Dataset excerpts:
----
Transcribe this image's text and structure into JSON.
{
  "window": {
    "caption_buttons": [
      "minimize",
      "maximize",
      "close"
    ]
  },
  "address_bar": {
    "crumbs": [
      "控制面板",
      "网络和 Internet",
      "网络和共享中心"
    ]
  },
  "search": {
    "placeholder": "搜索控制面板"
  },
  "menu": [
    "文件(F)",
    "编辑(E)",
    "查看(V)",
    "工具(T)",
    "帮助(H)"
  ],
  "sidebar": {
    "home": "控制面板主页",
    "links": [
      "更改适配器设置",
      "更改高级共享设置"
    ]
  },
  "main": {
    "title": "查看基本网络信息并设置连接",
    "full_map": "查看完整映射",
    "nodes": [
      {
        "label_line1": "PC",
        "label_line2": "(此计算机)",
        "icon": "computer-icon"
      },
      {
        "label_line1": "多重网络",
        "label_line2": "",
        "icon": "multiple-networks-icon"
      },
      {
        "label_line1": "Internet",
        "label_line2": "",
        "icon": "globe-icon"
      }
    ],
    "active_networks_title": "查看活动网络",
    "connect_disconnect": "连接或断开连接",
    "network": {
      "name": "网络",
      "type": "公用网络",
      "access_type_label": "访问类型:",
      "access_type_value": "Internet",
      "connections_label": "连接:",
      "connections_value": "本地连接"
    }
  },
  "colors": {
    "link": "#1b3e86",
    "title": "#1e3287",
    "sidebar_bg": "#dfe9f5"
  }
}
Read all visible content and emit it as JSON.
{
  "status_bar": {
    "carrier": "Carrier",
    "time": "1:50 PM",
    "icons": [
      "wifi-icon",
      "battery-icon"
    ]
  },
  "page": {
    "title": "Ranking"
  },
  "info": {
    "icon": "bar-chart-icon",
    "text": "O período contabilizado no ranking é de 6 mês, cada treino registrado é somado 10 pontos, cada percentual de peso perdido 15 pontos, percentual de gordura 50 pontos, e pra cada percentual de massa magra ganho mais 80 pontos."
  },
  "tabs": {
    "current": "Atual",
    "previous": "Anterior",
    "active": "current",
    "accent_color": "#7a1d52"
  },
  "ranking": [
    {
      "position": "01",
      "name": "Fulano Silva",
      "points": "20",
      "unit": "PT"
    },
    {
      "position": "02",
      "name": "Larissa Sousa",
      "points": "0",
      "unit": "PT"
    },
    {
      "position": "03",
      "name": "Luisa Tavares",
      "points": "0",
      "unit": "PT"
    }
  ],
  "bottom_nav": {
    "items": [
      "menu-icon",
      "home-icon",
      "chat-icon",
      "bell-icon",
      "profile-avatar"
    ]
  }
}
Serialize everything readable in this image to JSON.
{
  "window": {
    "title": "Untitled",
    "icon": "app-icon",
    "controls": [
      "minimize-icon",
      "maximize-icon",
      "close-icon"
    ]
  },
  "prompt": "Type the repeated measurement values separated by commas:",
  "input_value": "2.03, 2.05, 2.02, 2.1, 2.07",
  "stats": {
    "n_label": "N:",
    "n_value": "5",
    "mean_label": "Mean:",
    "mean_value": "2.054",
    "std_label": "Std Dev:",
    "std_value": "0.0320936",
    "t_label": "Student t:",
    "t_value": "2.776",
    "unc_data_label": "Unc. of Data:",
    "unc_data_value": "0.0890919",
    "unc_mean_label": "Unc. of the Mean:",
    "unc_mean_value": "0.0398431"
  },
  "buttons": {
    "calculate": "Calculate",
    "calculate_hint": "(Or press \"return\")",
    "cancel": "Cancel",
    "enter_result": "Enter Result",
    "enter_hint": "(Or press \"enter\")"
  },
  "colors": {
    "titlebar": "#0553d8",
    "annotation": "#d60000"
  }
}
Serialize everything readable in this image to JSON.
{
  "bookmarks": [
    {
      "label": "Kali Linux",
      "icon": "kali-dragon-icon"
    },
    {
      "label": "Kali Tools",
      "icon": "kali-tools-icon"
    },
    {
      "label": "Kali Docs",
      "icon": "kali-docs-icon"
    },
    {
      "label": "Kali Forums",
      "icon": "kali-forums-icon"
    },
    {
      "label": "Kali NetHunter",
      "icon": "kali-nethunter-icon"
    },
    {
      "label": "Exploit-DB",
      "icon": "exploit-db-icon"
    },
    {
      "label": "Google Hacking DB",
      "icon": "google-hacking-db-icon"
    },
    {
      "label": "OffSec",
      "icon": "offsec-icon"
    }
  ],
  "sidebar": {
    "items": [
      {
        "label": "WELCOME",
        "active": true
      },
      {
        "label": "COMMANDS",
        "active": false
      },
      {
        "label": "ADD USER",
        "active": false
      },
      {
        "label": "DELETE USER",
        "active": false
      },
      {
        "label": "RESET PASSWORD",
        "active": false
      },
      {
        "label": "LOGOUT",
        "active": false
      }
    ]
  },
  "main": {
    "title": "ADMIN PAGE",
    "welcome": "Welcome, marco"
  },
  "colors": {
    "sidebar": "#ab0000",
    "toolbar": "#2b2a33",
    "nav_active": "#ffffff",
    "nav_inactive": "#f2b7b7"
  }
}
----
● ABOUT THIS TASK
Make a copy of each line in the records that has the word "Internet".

● RESULT FOR THIS EXERCISE
      "网络和 Internet",
        "label_line1": "Internet",
      "access_type_value": "Internet",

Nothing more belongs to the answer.